Data items
§ §

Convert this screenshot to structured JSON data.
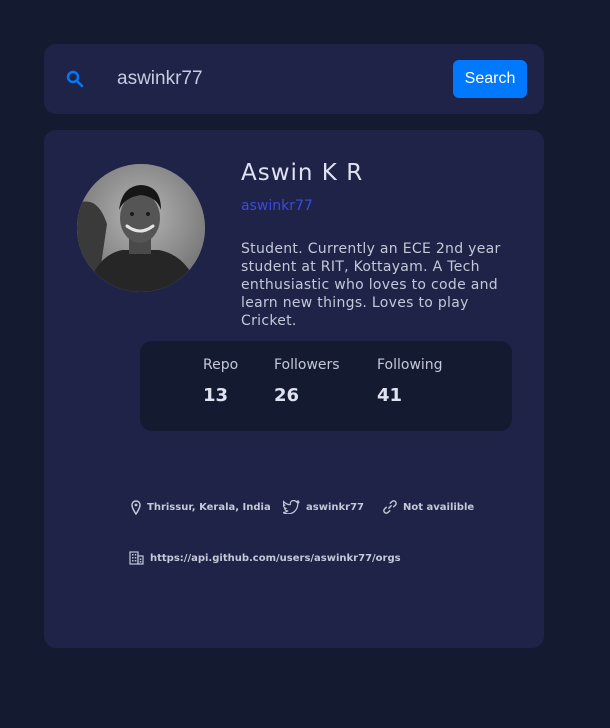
{
  "search": {
    "value": "aswinkr77",
    "button_label": "Search"
  },
  "profile": {
    "name": "Aswin K R",
    "username": "aswinkr77",
    "bio": "Student. Currently an ECE 2nd year student at RIT, Kottayam. A Tech enthusiastic who loves to code and learn new things. Loves to play Cricket."
  },
  "stats": {
    "repo_label": "Repo",
    "repo_value": "13",
    "followers_label": "Followers",
    "followers_value": "26",
    "following_label": "Following",
    "following_value": "41"
  },
  "links": {
    "location": "Thrissur, Kerala, India",
    "twitter": "aswinkr77",
    "website": "Not availible",
    "company": "https://api.github.com/users/aswinkr77/orgs"
  },
  "colors": {
    "background": "#141a30",
    "card": "#1f2347",
    "accent": "#0079ff",
    "username": "#3b4bdc"
  }
}
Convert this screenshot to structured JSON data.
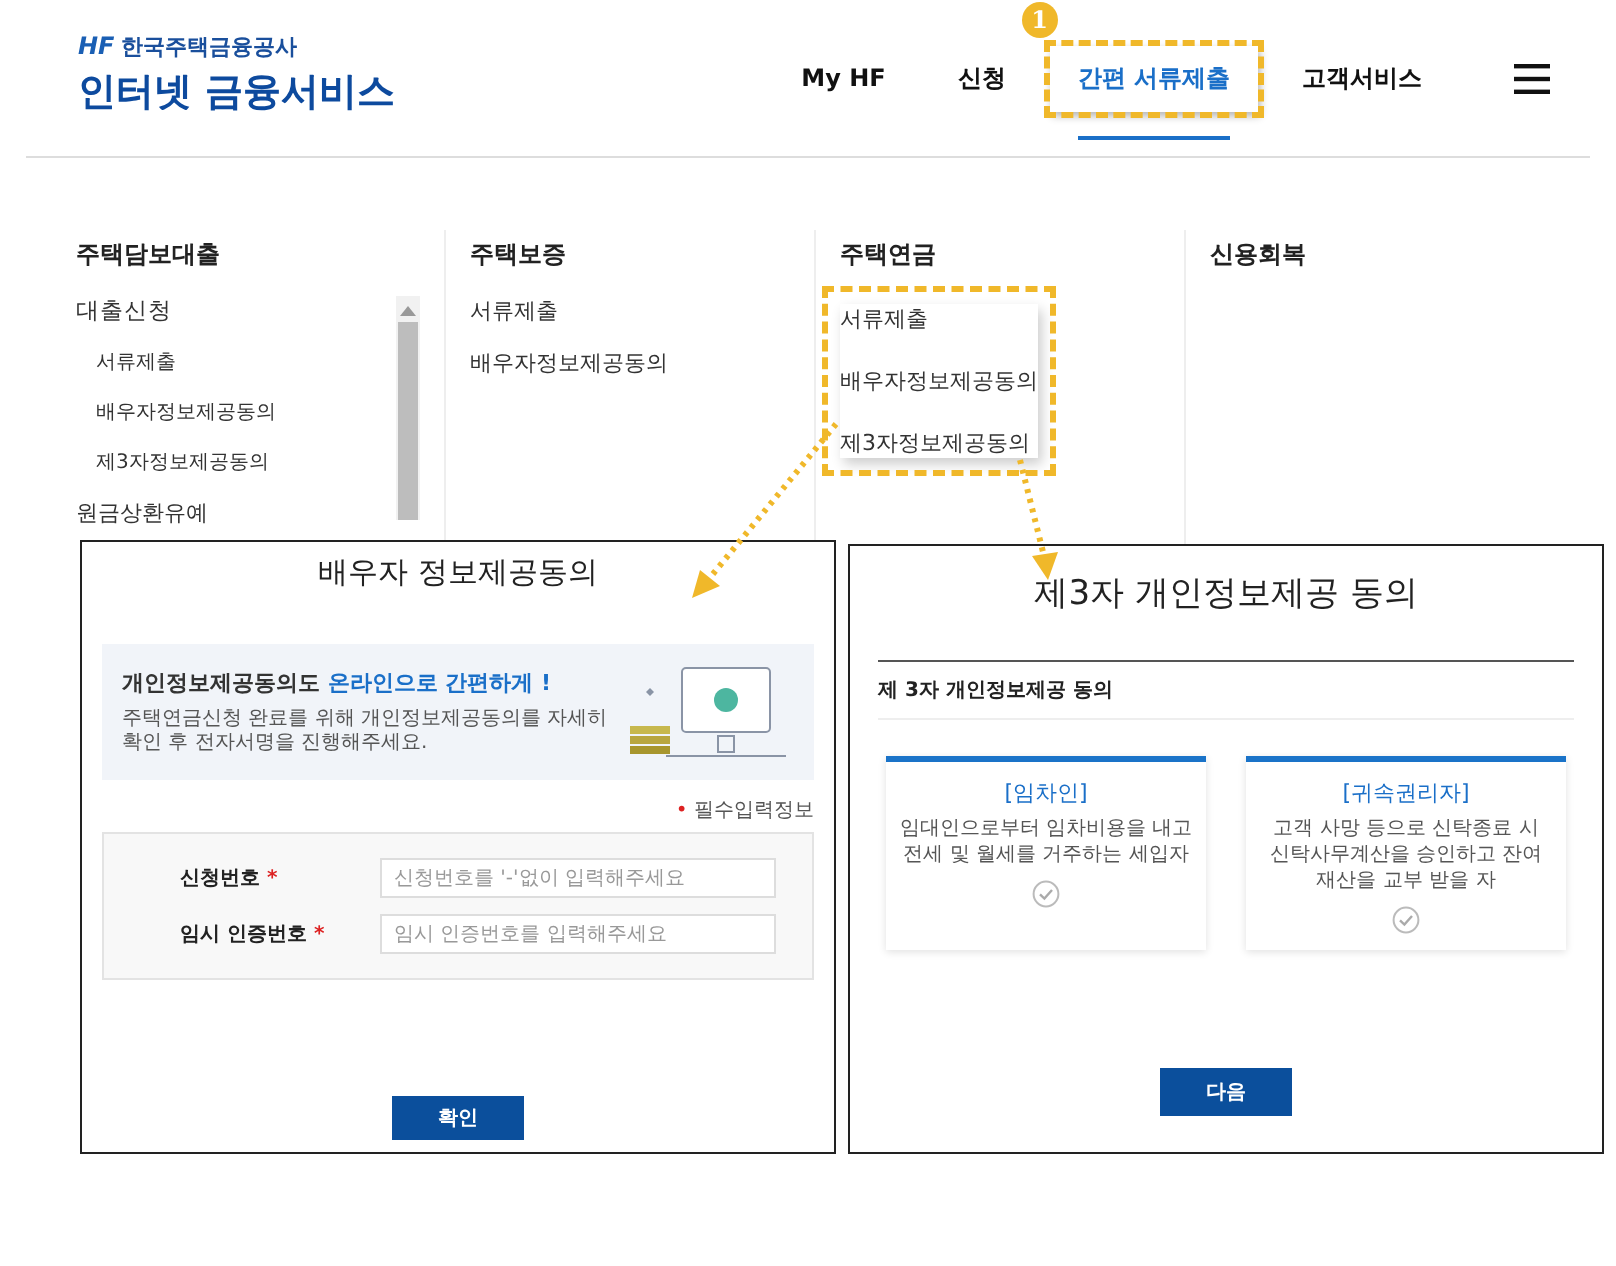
{
  "header": {
    "logo_mark": "HF",
    "org_name": "한국주택금융공사",
    "service_title": "인터넷 금융서비스"
  },
  "nav": [
    {
      "label": "My HF",
      "selected": false,
      "highlighted": false
    },
    {
      "label": "신청",
      "selected": false,
      "highlighted": false
    },
    {
      "label": "간편 서류제출",
      "selected": true,
      "highlighted": true
    },
    {
      "label": "고객서비스",
      "selected": false,
      "highlighted": false
    }
  ],
  "step_badge": "1",
  "menu_columns": [
    {
      "title": "주택담보대출",
      "highlighted": false,
      "scrollable": true,
      "items": [
        {
          "label": "대출신청",
          "children": [
            {
              "label": "서류제출"
            },
            {
              "label": "배우자정보제공동의"
            },
            {
              "label": "제3자정보제공동의"
            }
          ]
        },
        {
          "label": "원금상환유예"
        }
      ]
    },
    {
      "title": "주택보증",
      "highlighted": false,
      "scrollable": false,
      "items": [
        {
          "label": "서류제출"
        },
        {
          "label": "배우자정보제공동의"
        }
      ]
    },
    {
      "title": "주택연금",
      "highlighted": true,
      "scrollable": false,
      "items": [
        {
          "label": "서류제출"
        },
        {
          "label": "배우자정보제공동의"
        },
        {
          "label": "제3자정보제공동의"
        }
      ]
    },
    {
      "title": "신용회복",
      "highlighted": false,
      "scrollable": false
    }
  ],
  "spouse_panel": {
    "title": "배우자 정보제공동의",
    "heading": "개인정보제공동의도",
    "heading_emphasis": "온라인으로 간편하게 !",
    "description": "주택연금신청 완료를 위해 개인정보제공동의를 자세히 확인 후 전자서명을 진행해주세요.",
    "required_note": {
      "mark": "•",
      "text": "필수입력정보"
    },
    "fields": [
      {
        "label": "신청번호",
        "required_mark": "*",
        "placeholder": "신청번호를 '-'없이 입력해주세요"
      },
      {
        "label": "임시 인증번호",
        "required_mark": "*",
        "placeholder": "임시 인증번호를 입력해주세요"
      }
    ],
    "button": "확인"
  },
  "third_party_panel": {
    "title": "제3자 개인정보제공 동의",
    "section_title": "제 3자 개인정보제공 동의",
    "cards": [
      {
        "title": "[임차인]",
        "lines": [
          "임대인으로부터 임차비용을 내고",
          "전세 및 월세를 거주하는 세입자"
        ],
        "checked": false
      },
      {
        "title": "[귀속권리자]",
        "lines": [
          "고객 사망 등으로 신탁종료 시",
          "신탁사무계산을 승인하고 잔여",
          "재산을 교부 받을 자"
        ],
        "checked": false
      }
    ],
    "button": "다음"
  }
}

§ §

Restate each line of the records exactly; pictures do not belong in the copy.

Response box
Convert this screenshot to structured JSON data.
{
  "search": {
    "value": "aswinkr77",
    "button_label": "Search"
  },
  "profile": {
    "name": "Aswin K R",
    "username": "aswinkr77",
    "bio": "Student. Currently an ECE 2nd year student at RIT, Kottayam. A Tech enthusiastic who loves to code and learn new things. Loves to play Cricket."
  },
  "stats": {
    "repo_label": "Repo",
    "repo_value": "13",
    "followers_label": "Followers",
    "followers_value": "26",
    "following_label": "Following",
    "following_value": "41"
  },
  "links": {
    "location": "Thrissur, Kerala, India",
    "twitter": "aswinkr77",
    "website": "Not availible",
    "company": "https://api.github.com/users/aswinkr77/orgs"
  },
  "colors": {
    "background": "#141a30",
    "card": "#1f2347",
    "accent": "#0079ff",
    "username": "#3b4bdc"
  }
}
Convert this screenshot to structured JSON data.
{
  "header": {
    "logo_mark": "HF",
    "org_name": "한국주택금융공사",
    "service_title": "인터넷 금융서비스"
  },
  "nav": [
    {
      "label": "My HF",
      "selected": false,
      "highlighted": false
    },
    {
      "label": "신청",
      "selected": false,
      "highlighted": false
    },
    {
      "label": "간편 서류제출",
      "selected": true,
      "highlighted": true
    },
    {
      "label": "고객서비스",
      "selected": false,
      "highlighted": false
    }
  ],
  "step_badge": "1",
  "menu_columns": [
    {
      "title": "주택담보대출",
      "highlighted": false,
      "scrollable": true,
      "items": [
        {
          "label": "대출신청",
          "children": [
            {
              "label": "서류제출"
            },
            {
              "label": "배우자정보제공동의"
            },
            {
              "label": "제3자정보제공동의"
            }
          ]
        },
        {
          "label": "원금상환유예"
        }
      ]
    },
    {
      "title": "주택보증",
      "highlighted": false,
      "scrollable": false,
      "items": [
        {
          "label": "서류제출"
        },
        {
          "label": "배우자정보제공동의"
        }
      ]
    },
    {
      "title": "주택연금",
      "highlighted": true,
      "scrollable": false,
      "items": [
        {
          "label": "서류제출"
        },
        {
          "label": "배우자정보제공동의"
        },
        {
          "label": "제3자정보제공동의"
        }
      ]
    },
    {
      "title": "신용회복",
      "highlighted": false,
      "scrollable": false
    }
  ],
  "spouse_panel": {
    "title": "배우자 정보제공동의",
    "heading": "개인정보제공동의도",
    "heading_emphasis": "온라인으로 간편하게 !",
    "description": "주택연금신청 완료를 위해 개인정보제공동의를 자세히 확인 후 전자서명을 진행해주세요.",
    "required_note": {
      "mark": "•",
      "text": "필수입력정보"
    },
    "fields": [
      {
        "label": "신청번호",
        "required_mark": "*",
        "placeholder": "신청번호를 '-'없이 입력해주세요"
      },
      {
        "label": "임시 인증번호",
        "required_mark": "*",
        "placeholder": "임시 인증번호를 입력해주세요"
      }
    ],
    "button": "확인"
  },
  "third_party_panel": {
    "title": "제3자 개인정보제공 동의",
    "section_title": "제 3자 개인정보제공 동의",
    "cards": [
      {
        "title": "[임차인]",
        "lines": [
          "임대인으로부터 임차비용을 내고",
          "전세 및 월세를 거주하는 세입자"
        ],
        "checked": false
      },
      {
        "title": "[귀속권리자]",
        "lines": [
          "고객 사망 등으로 신탁종료 시",
          "신탁사무계산을 승인하고 잔여",
          "재산을 교부 받을 자"
        ],
        "checked": false
      }
    ],
    "button": "다음"
  }
}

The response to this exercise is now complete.